WHAT IS REQUIRED - Could you write out the records below exactly as they appear, leaving out any pictures?

DATASET RECORDS -
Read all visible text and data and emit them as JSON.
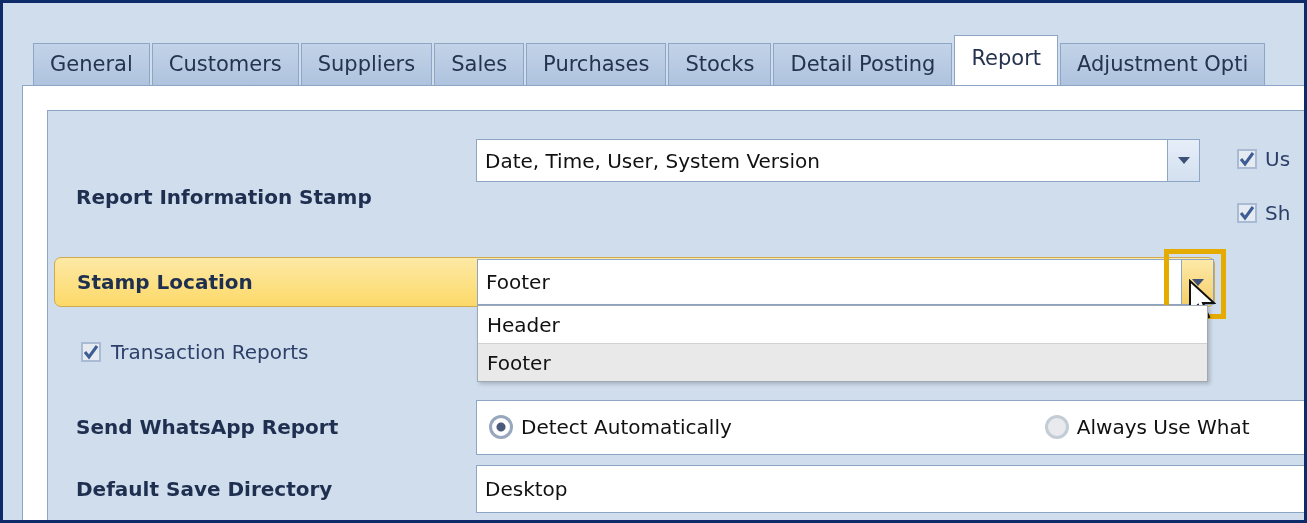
{
  "tabs": [
    {
      "label": "General",
      "selected": false
    },
    {
      "label": "Customers",
      "selected": false
    },
    {
      "label": "Suppliers",
      "selected": false
    },
    {
      "label": "Sales",
      "selected": false
    },
    {
      "label": "Purchases",
      "selected": false
    },
    {
      "label": "Stocks",
      "selected": false
    },
    {
      "label": "Detail Posting",
      "selected": false
    },
    {
      "label": "Report",
      "selected": true
    },
    {
      "label": "Adjustment Opti",
      "selected": false
    }
  ],
  "report_information_stamp": {
    "label": "Report Information Stamp",
    "value": "Date, Time, User, System Version",
    "options": [
      {
        "label": "Us",
        "checked": true
      },
      {
        "label": "Sh",
        "checked": true
      }
    ]
  },
  "stamp_location": {
    "label": "Stamp Location",
    "value": "Footer",
    "highlighted": true,
    "dropdown_items": [
      {
        "label": "Header",
        "selected": false
      },
      {
        "label": "Footer",
        "selected": true
      }
    ]
  },
  "transaction_reports": {
    "label": "Transaction Reports",
    "checked": true
  },
  "send_whatsapp_report": {
    "label": "Send WhatsApp Report",
    "options": [
      {
        "label": "Detect Automatically",
        "selected": true
      },
      {
        "label": "Always Use What",
        "selected": false
      }
    ]
  },
  "default_save_directory": {
    "label": "Default Save Directory",
    "value": "Desktop"
  }
}
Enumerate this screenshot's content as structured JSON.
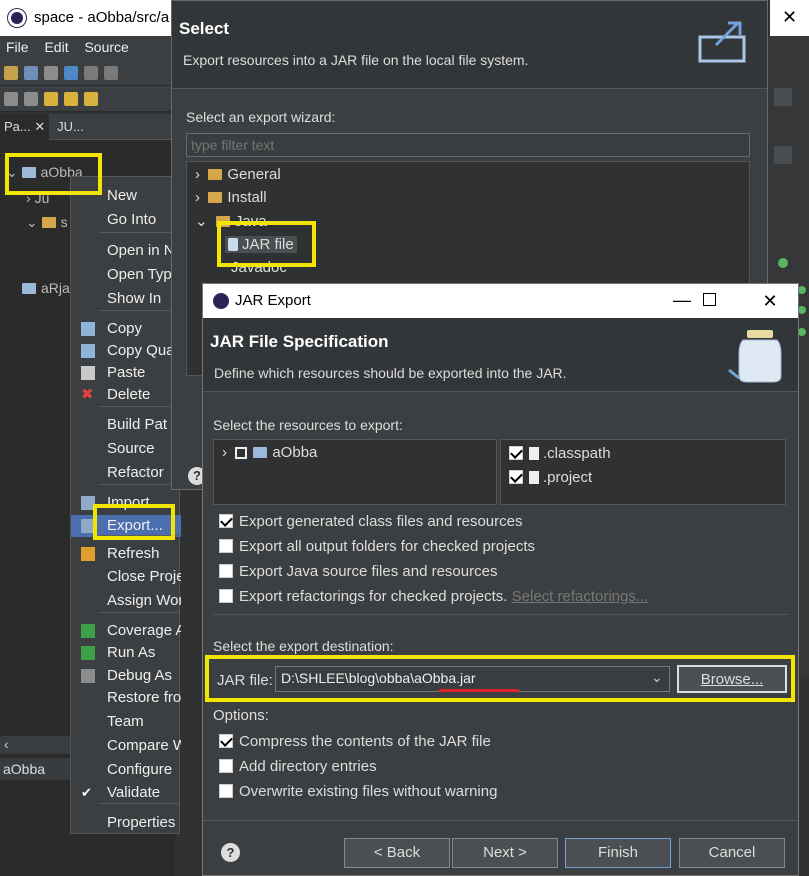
{
  "eclipse": {
    "title": "space - aObba/src/a",
    "menu": [
      "File",
      "Edit",
      "Source"
    ],
    "tabs": [
      "Pa...",
      "JU..."
    ],
    "project": "aObba",
    "tree_extra": [
      "Ju",
      "s",
      "aRja"
    ],
    "status_project": "aObba"
  },
  "context_menu": {
    "items": [
      {
        "label": "New",
        "icon": ""
      },
      {
        "label": "Go Into",
        "icon": ""
      },
      {
        "label": "Open in N",
        "icon": ""
      },
      {
        "label": "Open Typ",
        "icon": ""
      },
      {
        "label": "Show In",
        "icon": ""
      },
      {
        "label": "Copy",
        "icon": "copy-icon"
      },
      {
        "label": "Copy Qua",
        "icon": "copy-qualified-icon"
      },
      {
        "label": "Paste",
        "icon": "paste-icon"
      },
      {
        "label": "Delete",
        "icon": "delete-icon"
      },
      {
        "label": "Build Pat",
        "icon": ""
      },
      {
        "label": "Source",
        "icon": ""
      },
      {
        "label": "Refactor",
        "icon": ""
      },
      {
        "label": "Import...",
        "icon": "import-icon"
      },
      {
        "label": "Export...",
        "icon": "export-icon"
      },
      {
        "label": "Refresh",
        "icon": "refresh-icon"
      },
      {
        "label": "Close Project",
        "icon": ""
      },
      {
        "label": "Assign Workin",
        "icon": ""
      },
      {
        "label": "Coverage As",
        "icon": "coverage-icon"
      },
      {
        "label": "Run As",
        "icon": "run-icon"
      },
      {
        "label": "Debug As",
        "icon": "debug-icon"
      },
      {
        "label": "Restore from",
        "icon": ""
      },
      {
        "label": "Team",
        "icon": ""
      },
      {
        "label": "Compare With",
        "icon": ""
      },
      {
        "label": "Configure",
        "icon": ""
      },
      {
        "label": "Validate",
        "icon": "check-icon"
      },
      {
        "label": "Properties",
        "icon": ""
      }
    ]
  },
  "select_dialog": {
    "title": "Select",
    "description": "Export resources into a JAR file on the local file system.",
    "wizard_label": "Select an export wizard:",
    "filter_placeholder": "type filter text",
    "tree": [
      "General",
      "Install",
      "Java",
      "JAR file",
      "Javadoc"
    ]
  },
  "jar_dialog": {
    "window_title": "JAR Export",
    "header_title": "JAR File Specification",
    "header_desc": "Define which resources should be exported into the JAR.",
    "resources_label": "Select the resources to export:",
    "resource_project": "aObba",
    "files": [
      ".classpath",
      ".project"
    ],
    "options_top": [
      {
        "label": "Export generated class files and resources",
        "checked": true
      },
      {
        "label": "Export all output folders for checked projects",
        "checked": false
      },
      {
        "label": "Export Java source files and resources",
        "checked": false
      },
      {
        "label": "Export refactorings for checked projects.",
        "checked": false
      }
    ],
    "select_refactorings": "Select refactorings...",
    "destination_label": "Select the export destination:",
    "jar_file_label": "JAR file:",
    "jar_file_value": "D:\\SHLEE\\blog\\obba\\aObba.jar",
    "browse": "Browse...",
    "options_label": "Options:",
    "options_bottom": [
      {
        "label": "Compress the contents of the JAR file",
        "checked": true
      },
      {
        "label": "Add directory entries",
        "checked": false
      },
      {
        "label": "Overwrite existing files without warning",
        "checked": false
      }
    ],
    "buttons": {
      "back": "< Back",
      "next": "Next >",
      "finish": "Finish",
      "cancel": "Cancel"
    },
    "help": "?"
  },
  "colors": {
    "highlight": "#f2e500",
    "underline": "#e0202a",
    "accent": "#4a9fd5"
  }
}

EXERCISE OUTPUT -
Read all visible text and data and emit them as JSON.
{
  "tabs": [
    {
      "label": "General",
      "selected": false
    },
    {
      "label": "Customers",
      "selected": false
    },
    {
      "label": "Suppliers",
      "selected": false
    },
    {
      "label": "Sales",
      "selected": false
    },
    {
      "label": "Purchases",
      "selected": false
    },
    {
      "label": "Stocks",
      "selected": false
    },
    {
      "label": "Detail Posting",
      "selected": false
    },
    {
      "label": "Report",
      "selected": true
    },
    {
      "label": "Adjustment Opti",
      "selected": false
    }
  ],
  "report_information_stamp": {
    "label": "Report Information Stamp",
    "value": "Date, Time, User, System Version",
    "options": [
      {
        "label": "Us",
        "checked": true
      },
      {
        "label": "Sh",
        "checked": true
      }
    ]
  },
  "stamp_location": {
    "label": "Stamp Location",
    "value": "Footer",
    "highlighted": true,
    "dropdown_items": [
      {
        "label": "Header",
        "selected": false
      },
      {
        "label": "Footer",
        "selected": true
      }
    ]
  },
  "transaction_reports": {
    "label": "Transaction Reports",
    "checked": true
  },
  "send_whatsapp_report": {
    "label": "Send WhatsApp Report",
    "options": [
      {
        "label": "Detect Automatically",
        "selected": true
      },
      {
        "label": "Always Use What",
        "selected": false
      }
    ]
  },
  "default_save_directory": {
    "label": "Default Save Directory",
    "value": "Desktop"
  }
}
Enumerate this screenshot's content as structured JSON.
{
  "eclipse": {
    "title": "space - aObba/src/a",
    "menu": [
      "File",
      "Edit",
      "Source"
    ],
    "tabs": [
      "Pa...",
      "JU..."
    ],
    "project": "aObba",
    "tree_extra": [
      "Ju",
      "s",
      "aRja"
    ],
    "status_project": "aObba"
  },
  "context_menu": {
    "items": [
      {
        "label": "New",
        "icon": ""
      },
      {
        "label": "Go Into",
        "icon": ""
      },
      {
        "label": "Open in N",
        "icon": ""
      },
      {
        "label": "Open Typ",
        "icon": ""
      },
      {
        "label": "Show In",
        "icon": ""
      },
      {
        "label": "Copy",
        "icon": "copy-icon"
      },
      {
        "label": "Copy Qua",
        "icon": "copy-qualified-icon"
      },
      {
        "label": "Paste",
        "icon": "paste-icon"
      },
      {
        "label": "Delete",
        "icon": "delete-icon"
      },
      {
        "label": "Build Pat",
        "icon": ""
      },
      {
        "label": "Source",
        "icon": ""
      },
      {
        "label": "Refactor",
        "icon": ""
      },
      {
        "label": "Import...",
        "icon": "import-icon"
      },
      {
        "label": "Export...",
        "icon": "export-icon"
      },
      {
        "label": "Refresh",
        "icon": "refresh-icon"
      },
      {
        "label": "Close Project",
        "icon": ""
      },
      {
        "label": "Assign Workin",
        "icon": ""
      },
      {
        "label": "Coverage As",
        "icon": "coverage-icon"
      },
      {
        "label": "Run As",
        "icon": "run-icon"
      },
      {
        "label": "Debug As",
        "icon": "debug-icon"
      },
      {
        "label": "Restore from",
        "icon": ""
      },
      {
        "label": "Team",
        "icon": ""
      },
      {
        "label": "Compare With",
        "icon": ""
      },
      {
        "label": "Configure",
        "icon": ""
      },
      {
        "label": "Validate",
        "icon": "check-icon"
      },
      {
        "label": "Properties",
        "icon": ""
      }
    ]
  },
  "select_dialog": {
    "title": "Select",
    "description": "Export resources into a JAR file on the local file system.",
    "wizard_label": "Select an export wizard:",
    "filter_placeholder": "type filter text",
    "tree": [
      "General",
      "Install",
      "Java",
      "JAR file",
      "Javadoc"
    ]
  },
  "jar_dialog": {
    "window_title": "JAR Export",
    "header_title": "JAR File Specification",
    "header_desc": "Define which resources should be exported into the JAR.",
    "resources_label": "Select the resources to export:",
    "resource_project": "aObba",
    "files": [
      ".classpath",
      ".project"
    ],
    "options_top": [
      {
        "label": "Export generated class files and resources",
        "checked": true
      },
      {
        "label": "Export all output folders for checked projects",
        "checked": false
      },
      {
        "label": "Export Java source files and resources",
        "checked": false
      },
      {
        "label": "Export refactorings for checked projects.",
        "checked": false
      }
    ],
    "select_refactorings": "Select refactorings...",
    "destination_label": "Select the export destination:",
    "jar_file_label": "JAR file:",
    "jar_file_value": "D:\\SHLEE\\blog\\obba\\aObba.jar",
    "browse": "Browse...",
    "options_label": "Options:",
    "options_bottom": [
      {
        "label": "Compress the contents of the JAR file",
        "checked": true
      },
      {
        "label": "Add directory entries",
        "checked": false
      },
      {
        "label": "Overwrite existing files without warning",
        "checked": false
      }
    ],
    "buttons": {
      "back": "< Back",
      "next": "Next >",
      "finish": "Finish",
      "cancel": "Cancel"
    },
    "help": "?"
  },
  "colors": {
    "highlight": "#f2e500",
    "underline": "#e0202a",
    "accent": "#4a9fd5"
  }
}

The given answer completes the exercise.